Young, dapper and tailoring change on Savile Row
By Paul Casciato
LONDON (Reuters Life!) - The next generation of Savile Row tailoring set out its stall this week, revealing a gentle change to centuries of sartorial service.
The 30-something owner of Savile Row stalwart Norton & Sons held an open house that attracted the hip and the young to a gentlemen's bastion that has dressed kings, generals, captains of industry, actors and the aristocracy for centuries.
Patrick Grant, an Oxford MBA from Edinburgh with a passion for clothes, bought the failing business four years ago despite objections from his mother, but with an eye on the tailor's heritage and a long list of faithful clients.
"I've always been into clothes," Grant, 37, told Reuters standing among the suits, military tunics and hunting trophies that dot the club-like rooms of Norton & Sons. "I started wearing my dad's suits when I was 16 or 17."

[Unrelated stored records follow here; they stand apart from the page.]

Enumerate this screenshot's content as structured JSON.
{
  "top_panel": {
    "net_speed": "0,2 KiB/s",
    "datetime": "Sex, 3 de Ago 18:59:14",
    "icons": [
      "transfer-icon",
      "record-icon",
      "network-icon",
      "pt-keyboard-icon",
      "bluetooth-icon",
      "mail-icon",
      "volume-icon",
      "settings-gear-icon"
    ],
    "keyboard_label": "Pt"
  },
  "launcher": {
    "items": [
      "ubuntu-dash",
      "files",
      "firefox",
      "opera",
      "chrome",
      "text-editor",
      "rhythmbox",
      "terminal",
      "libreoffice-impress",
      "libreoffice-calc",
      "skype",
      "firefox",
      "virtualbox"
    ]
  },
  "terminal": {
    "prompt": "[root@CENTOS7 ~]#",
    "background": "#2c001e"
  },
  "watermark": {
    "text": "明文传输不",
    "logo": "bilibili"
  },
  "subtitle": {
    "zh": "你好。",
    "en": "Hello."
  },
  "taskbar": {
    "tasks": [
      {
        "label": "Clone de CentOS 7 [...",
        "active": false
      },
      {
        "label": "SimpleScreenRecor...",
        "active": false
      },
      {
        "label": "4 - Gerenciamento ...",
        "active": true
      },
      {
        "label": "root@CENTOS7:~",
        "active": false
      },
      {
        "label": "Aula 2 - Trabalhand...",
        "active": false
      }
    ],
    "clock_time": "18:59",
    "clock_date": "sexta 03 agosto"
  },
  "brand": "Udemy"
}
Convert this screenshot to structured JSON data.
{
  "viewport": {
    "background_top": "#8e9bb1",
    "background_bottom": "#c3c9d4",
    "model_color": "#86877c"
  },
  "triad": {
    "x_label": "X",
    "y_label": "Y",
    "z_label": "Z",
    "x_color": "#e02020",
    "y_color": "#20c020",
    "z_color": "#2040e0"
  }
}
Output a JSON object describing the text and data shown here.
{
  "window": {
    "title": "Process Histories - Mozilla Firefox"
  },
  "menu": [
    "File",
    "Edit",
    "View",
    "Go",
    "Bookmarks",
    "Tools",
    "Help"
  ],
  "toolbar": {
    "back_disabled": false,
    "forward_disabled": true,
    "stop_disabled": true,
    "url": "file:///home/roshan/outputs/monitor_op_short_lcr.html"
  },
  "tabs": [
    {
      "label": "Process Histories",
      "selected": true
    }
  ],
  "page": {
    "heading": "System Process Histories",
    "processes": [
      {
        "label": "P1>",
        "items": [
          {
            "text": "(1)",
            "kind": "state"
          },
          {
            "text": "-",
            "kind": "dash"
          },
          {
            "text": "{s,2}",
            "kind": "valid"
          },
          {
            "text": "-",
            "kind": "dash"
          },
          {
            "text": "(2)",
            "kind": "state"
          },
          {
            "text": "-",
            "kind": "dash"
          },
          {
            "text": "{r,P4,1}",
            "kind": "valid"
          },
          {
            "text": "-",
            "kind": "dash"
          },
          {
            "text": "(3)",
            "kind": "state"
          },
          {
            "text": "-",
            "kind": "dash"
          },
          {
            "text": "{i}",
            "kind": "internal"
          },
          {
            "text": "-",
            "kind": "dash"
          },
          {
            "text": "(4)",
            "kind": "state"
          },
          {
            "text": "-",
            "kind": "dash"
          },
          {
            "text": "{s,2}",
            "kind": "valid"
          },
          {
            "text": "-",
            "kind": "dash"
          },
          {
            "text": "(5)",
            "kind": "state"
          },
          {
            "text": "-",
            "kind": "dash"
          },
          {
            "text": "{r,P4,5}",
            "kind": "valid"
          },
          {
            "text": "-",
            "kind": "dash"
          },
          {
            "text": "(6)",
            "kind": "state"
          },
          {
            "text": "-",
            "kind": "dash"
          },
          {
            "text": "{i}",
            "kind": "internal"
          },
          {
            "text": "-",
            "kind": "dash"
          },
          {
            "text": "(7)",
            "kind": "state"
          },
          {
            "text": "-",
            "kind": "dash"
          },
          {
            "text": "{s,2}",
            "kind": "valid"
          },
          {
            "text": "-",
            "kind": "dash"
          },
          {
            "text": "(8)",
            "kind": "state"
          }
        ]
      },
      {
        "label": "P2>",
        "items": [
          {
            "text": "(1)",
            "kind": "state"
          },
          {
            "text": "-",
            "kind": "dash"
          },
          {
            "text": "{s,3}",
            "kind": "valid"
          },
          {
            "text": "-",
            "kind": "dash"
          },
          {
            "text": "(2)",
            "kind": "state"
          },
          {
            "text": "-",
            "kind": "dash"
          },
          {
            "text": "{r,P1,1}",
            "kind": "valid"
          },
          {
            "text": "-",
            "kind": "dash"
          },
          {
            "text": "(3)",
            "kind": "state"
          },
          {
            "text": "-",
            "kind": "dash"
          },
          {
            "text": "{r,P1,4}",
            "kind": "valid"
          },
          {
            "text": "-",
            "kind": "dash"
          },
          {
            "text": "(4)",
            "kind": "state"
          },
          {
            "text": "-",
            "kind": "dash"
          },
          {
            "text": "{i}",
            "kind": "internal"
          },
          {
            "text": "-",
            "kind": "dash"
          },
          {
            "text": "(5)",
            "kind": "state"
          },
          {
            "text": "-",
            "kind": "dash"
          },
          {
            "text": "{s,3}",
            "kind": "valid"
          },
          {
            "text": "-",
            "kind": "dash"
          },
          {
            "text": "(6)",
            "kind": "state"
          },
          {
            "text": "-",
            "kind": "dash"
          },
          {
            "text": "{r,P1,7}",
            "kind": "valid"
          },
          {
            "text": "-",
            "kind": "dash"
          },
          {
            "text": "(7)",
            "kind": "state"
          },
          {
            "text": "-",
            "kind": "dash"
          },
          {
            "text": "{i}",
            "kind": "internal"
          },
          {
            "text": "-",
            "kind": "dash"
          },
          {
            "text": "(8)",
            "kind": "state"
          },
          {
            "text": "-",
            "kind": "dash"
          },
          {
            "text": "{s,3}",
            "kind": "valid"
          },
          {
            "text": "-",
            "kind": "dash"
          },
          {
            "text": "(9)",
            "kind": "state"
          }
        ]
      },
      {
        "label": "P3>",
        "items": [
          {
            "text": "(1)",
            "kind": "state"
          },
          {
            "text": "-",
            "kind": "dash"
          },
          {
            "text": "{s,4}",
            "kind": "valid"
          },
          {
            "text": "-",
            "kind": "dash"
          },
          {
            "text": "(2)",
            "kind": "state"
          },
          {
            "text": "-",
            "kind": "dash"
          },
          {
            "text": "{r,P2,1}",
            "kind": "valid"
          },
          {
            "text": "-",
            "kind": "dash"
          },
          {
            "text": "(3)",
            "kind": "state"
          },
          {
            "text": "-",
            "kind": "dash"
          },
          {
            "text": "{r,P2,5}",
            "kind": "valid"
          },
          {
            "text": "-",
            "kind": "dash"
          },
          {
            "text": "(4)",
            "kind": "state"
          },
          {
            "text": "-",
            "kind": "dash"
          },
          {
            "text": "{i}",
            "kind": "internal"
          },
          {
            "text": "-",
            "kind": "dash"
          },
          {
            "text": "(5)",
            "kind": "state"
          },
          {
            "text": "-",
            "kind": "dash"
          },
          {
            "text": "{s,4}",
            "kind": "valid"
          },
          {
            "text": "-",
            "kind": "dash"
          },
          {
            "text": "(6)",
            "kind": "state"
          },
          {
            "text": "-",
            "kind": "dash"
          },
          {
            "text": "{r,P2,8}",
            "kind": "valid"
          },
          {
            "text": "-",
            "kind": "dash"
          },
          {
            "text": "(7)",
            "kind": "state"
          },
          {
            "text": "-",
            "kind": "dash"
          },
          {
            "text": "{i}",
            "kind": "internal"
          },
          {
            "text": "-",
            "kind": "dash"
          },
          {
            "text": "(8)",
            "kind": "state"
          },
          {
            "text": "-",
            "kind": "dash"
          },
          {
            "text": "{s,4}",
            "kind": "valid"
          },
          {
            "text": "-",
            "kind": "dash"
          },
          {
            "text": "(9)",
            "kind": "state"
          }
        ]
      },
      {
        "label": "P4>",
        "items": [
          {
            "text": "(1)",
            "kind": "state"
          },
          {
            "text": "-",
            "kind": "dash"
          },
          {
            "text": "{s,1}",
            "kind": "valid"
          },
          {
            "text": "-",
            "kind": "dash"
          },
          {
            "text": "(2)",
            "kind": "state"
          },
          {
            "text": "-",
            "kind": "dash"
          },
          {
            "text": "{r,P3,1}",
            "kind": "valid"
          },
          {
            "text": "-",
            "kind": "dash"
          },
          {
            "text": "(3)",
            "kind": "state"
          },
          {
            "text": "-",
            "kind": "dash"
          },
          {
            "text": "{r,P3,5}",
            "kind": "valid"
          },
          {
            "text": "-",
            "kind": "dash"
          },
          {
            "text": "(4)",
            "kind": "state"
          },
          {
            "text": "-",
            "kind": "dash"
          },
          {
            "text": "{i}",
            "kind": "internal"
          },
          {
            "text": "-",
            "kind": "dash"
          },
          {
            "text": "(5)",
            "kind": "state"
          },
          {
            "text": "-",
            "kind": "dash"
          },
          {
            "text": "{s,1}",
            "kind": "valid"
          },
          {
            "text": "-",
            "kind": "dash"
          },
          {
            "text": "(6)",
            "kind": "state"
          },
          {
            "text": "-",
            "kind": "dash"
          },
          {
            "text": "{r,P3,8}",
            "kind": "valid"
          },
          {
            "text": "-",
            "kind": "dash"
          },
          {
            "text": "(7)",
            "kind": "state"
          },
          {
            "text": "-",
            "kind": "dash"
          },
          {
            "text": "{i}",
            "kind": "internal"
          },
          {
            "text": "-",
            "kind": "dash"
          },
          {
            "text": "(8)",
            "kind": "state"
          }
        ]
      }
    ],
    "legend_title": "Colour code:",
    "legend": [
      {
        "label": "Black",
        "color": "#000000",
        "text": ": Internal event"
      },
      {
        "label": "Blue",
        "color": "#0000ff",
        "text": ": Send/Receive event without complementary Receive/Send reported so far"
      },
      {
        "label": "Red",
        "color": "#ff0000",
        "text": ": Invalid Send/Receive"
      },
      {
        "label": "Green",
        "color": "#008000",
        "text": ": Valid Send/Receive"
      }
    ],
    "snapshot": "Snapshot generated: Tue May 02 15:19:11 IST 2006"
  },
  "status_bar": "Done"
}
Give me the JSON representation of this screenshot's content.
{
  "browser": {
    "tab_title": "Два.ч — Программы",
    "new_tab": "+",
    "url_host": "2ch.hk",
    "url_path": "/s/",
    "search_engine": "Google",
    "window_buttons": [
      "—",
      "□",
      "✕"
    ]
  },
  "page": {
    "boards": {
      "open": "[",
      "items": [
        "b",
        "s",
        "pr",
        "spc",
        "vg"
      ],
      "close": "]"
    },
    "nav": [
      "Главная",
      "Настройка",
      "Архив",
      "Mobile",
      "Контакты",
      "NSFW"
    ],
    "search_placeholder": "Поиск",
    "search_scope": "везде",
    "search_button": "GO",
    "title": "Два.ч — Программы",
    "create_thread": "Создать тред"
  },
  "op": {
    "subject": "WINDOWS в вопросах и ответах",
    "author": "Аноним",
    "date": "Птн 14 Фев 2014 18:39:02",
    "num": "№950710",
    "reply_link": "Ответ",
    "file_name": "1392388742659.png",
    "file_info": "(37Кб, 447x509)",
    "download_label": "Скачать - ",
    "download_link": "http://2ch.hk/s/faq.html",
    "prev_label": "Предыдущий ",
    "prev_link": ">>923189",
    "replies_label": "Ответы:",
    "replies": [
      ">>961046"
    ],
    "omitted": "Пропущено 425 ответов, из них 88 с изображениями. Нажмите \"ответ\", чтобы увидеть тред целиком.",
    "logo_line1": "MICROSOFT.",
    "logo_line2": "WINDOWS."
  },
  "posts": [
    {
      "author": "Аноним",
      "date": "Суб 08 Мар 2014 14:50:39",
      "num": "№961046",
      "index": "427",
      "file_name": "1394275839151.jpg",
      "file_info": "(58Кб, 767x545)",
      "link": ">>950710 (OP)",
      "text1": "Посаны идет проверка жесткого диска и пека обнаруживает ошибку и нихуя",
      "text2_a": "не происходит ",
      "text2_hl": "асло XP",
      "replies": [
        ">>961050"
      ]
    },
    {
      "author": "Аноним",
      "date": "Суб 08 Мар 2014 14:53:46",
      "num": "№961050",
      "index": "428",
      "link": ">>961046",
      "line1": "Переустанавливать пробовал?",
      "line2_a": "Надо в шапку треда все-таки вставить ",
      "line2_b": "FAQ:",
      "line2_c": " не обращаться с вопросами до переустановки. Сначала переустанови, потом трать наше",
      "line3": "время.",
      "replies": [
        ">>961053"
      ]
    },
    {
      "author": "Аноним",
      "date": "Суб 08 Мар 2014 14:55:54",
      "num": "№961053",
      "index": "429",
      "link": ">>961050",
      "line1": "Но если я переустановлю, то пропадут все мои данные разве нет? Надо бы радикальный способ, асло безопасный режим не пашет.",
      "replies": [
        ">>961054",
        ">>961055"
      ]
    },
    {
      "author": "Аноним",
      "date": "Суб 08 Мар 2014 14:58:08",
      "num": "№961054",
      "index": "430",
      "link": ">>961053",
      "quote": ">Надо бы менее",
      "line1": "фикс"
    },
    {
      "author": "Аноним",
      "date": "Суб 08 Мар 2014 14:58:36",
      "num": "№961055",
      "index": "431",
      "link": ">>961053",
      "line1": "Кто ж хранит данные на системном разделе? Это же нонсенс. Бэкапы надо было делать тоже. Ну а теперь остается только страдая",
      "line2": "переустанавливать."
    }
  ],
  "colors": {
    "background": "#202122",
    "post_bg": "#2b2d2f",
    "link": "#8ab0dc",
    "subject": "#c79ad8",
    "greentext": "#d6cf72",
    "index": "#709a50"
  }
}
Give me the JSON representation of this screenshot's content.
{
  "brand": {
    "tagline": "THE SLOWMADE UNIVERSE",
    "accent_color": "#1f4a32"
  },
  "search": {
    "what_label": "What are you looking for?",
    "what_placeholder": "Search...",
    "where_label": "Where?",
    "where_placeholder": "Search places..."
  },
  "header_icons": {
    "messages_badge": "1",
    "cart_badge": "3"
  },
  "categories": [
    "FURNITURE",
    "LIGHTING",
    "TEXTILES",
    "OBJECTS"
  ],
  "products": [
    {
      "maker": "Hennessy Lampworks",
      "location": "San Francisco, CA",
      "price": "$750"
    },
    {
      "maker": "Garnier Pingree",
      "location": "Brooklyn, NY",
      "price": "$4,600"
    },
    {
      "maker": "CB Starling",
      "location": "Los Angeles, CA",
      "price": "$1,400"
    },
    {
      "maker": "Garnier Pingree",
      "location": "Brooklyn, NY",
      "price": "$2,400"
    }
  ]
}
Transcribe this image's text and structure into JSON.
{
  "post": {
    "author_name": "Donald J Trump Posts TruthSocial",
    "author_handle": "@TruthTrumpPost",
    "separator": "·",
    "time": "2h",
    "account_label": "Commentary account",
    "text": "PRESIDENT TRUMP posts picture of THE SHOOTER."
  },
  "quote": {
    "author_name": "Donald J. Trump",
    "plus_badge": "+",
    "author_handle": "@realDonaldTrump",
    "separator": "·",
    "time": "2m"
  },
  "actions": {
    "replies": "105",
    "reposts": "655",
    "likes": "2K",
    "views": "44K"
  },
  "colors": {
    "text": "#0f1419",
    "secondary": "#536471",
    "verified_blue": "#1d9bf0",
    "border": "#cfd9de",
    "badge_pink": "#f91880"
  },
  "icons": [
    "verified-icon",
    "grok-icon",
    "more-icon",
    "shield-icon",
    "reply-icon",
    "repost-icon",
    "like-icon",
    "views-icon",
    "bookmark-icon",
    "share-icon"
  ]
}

Grant became the first Savile Row denizen to take part in London Fashion Week last year and as part of men's day this year, invited journalists and the fashion crowd to review his spring/summer 2010 ready-to-wear range: E. Tautz.
The collection of handmade modern suits, trousers, sweaters, ties, shirts and coats at slightly lower prices, provide the opportunity to buy into a revived Savile Row name without breaking the bank on bespoke clothes.
The line is sold at luxury London department store Harrods, high fashion retailer Matches and Beams in Japan, with suits around 2,250 pounds ($3,597), knitwear at 170 pounds and ties around 70 pounds.
Plans for a New York retailer to carry the clothes -- under the revived label of 19th century Savile Row tailor Edward Tautz, which prided itself on being tailors to some of America's best-dressed men -- are under way. Continued...